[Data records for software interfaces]
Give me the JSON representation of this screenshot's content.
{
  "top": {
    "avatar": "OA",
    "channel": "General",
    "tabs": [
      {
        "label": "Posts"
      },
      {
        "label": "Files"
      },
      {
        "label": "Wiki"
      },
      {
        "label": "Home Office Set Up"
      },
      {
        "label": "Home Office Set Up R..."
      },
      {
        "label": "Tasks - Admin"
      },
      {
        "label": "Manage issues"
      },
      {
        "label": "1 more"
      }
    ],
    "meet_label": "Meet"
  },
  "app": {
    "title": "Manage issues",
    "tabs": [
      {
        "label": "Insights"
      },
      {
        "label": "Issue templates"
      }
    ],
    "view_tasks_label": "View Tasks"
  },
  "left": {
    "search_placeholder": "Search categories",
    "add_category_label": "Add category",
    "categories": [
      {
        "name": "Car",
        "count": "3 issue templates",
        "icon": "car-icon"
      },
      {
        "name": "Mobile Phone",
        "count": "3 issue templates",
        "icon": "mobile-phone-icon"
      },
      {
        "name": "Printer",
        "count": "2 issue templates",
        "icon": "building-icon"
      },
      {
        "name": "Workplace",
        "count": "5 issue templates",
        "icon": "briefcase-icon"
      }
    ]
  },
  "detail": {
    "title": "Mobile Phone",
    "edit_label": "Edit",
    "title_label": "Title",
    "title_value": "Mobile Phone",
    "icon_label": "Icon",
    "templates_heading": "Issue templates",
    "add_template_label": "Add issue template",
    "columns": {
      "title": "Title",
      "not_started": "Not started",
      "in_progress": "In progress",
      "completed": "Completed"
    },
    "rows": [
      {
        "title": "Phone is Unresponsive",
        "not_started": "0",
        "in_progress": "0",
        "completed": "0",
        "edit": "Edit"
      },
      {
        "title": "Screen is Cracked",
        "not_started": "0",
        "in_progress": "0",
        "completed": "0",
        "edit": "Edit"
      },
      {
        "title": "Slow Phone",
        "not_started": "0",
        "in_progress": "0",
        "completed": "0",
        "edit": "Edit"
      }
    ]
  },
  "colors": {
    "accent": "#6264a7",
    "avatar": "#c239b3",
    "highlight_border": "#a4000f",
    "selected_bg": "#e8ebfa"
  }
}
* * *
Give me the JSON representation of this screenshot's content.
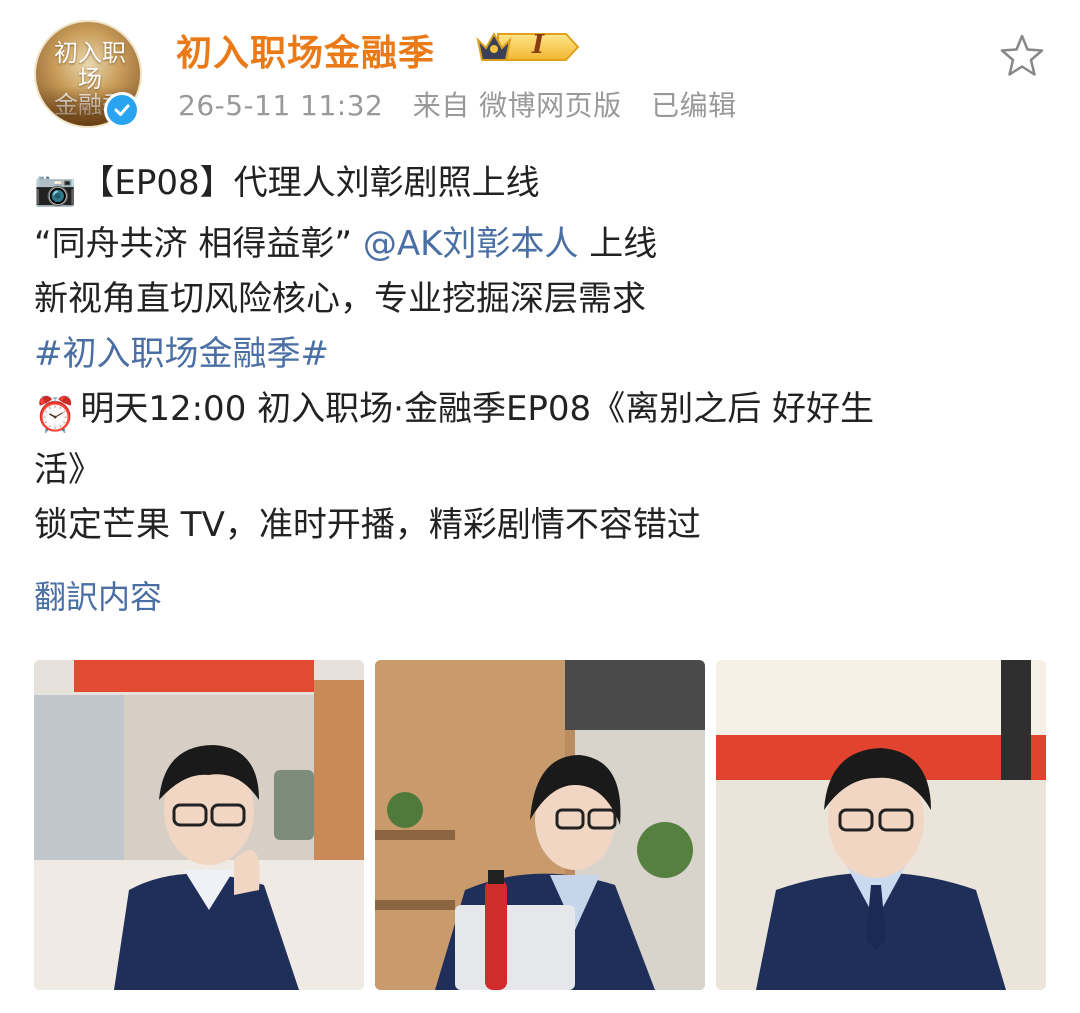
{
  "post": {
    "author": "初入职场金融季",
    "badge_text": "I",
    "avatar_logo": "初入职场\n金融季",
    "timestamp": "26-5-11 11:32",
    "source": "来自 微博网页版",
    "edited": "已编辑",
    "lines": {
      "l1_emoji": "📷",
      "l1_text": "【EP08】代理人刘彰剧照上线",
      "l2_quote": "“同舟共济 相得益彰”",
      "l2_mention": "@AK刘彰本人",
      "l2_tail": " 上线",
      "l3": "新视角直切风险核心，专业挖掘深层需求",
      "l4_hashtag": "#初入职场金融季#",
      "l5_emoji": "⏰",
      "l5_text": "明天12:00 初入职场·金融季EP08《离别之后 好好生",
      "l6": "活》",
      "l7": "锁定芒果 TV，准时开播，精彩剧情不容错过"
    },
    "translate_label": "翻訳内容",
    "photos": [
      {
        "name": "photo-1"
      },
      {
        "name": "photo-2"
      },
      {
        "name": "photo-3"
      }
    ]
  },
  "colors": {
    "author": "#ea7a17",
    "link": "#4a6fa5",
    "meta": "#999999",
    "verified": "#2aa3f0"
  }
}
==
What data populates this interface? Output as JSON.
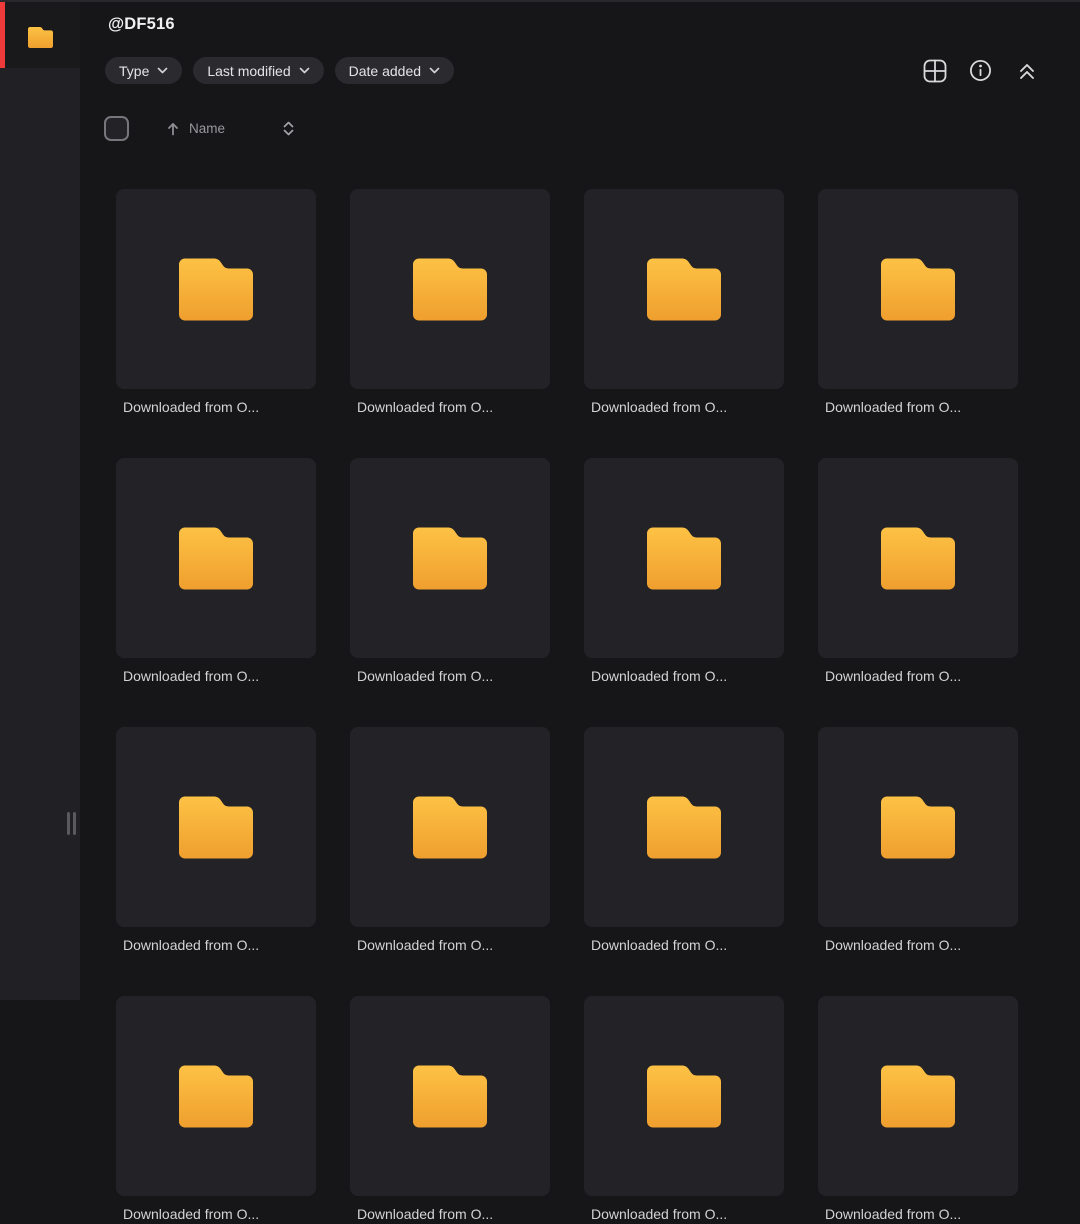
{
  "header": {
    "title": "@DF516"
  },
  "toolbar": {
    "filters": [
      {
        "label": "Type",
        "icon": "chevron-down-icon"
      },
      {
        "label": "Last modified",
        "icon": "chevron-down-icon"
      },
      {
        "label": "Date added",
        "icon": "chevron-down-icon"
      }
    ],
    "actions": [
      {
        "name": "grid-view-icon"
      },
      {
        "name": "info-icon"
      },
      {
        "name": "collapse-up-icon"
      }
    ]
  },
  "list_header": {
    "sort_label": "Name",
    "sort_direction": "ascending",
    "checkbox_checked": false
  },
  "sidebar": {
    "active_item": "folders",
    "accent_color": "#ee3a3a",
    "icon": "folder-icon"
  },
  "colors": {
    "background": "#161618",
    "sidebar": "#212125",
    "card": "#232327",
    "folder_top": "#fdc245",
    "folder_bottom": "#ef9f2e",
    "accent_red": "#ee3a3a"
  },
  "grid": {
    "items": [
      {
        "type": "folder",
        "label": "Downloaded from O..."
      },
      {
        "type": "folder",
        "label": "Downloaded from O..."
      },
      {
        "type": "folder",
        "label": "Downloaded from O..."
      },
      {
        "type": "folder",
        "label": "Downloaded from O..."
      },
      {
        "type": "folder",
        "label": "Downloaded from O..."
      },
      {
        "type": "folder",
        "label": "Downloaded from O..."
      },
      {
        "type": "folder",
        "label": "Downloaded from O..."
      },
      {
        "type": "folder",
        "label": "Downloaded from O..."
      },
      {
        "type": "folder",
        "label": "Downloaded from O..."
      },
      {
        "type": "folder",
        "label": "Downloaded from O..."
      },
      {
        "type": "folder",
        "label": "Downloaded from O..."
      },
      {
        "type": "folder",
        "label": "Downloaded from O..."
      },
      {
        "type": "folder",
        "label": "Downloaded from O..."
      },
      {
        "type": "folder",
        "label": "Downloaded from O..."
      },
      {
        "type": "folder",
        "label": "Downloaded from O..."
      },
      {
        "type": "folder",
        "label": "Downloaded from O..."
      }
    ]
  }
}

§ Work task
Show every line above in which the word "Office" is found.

§ Answer section
        "label": "Home Office Set Up"
        "label": "Home Office Set Up R..."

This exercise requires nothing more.